Description of the task –
For each line below that contains the string "JSON", copy that line.

Listed entries –

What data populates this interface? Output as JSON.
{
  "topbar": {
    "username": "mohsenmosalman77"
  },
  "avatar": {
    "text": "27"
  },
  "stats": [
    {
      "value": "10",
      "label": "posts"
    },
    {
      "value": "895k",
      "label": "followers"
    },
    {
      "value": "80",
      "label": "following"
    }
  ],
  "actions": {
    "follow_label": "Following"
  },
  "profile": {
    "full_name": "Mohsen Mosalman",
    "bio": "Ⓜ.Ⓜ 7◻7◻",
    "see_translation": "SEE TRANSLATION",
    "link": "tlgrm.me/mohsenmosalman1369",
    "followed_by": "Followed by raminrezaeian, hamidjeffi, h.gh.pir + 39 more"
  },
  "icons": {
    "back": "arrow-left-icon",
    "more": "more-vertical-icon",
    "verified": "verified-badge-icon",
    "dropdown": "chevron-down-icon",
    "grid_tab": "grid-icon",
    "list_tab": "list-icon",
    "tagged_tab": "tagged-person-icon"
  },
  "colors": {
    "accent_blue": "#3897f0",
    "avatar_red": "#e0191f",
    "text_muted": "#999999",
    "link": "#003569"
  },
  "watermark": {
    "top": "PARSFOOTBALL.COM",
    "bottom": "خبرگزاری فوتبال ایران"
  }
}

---

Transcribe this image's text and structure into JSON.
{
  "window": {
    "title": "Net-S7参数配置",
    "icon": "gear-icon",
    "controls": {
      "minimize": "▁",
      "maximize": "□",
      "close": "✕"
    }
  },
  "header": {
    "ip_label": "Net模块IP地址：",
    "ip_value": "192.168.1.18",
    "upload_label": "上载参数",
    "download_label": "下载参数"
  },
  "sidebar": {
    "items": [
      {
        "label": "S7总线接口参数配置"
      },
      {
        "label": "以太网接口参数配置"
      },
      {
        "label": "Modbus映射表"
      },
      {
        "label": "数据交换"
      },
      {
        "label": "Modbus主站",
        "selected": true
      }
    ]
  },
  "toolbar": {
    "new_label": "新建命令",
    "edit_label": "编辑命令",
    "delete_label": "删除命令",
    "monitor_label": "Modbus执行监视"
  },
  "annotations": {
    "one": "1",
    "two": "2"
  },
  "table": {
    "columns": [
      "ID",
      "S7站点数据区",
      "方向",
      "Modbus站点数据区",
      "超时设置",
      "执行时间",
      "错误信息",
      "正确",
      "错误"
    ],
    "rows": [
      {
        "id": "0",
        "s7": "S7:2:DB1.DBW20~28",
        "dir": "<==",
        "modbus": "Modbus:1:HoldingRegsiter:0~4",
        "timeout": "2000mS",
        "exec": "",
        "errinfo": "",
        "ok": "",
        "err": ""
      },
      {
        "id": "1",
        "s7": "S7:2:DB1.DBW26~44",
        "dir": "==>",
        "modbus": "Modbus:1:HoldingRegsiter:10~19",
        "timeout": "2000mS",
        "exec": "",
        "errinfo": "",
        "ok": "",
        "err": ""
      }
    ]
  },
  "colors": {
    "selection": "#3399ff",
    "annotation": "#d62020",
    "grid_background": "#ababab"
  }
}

Output –
What data populates this interface? Output as JSON.
Transcribe this image's text and structure into JSON.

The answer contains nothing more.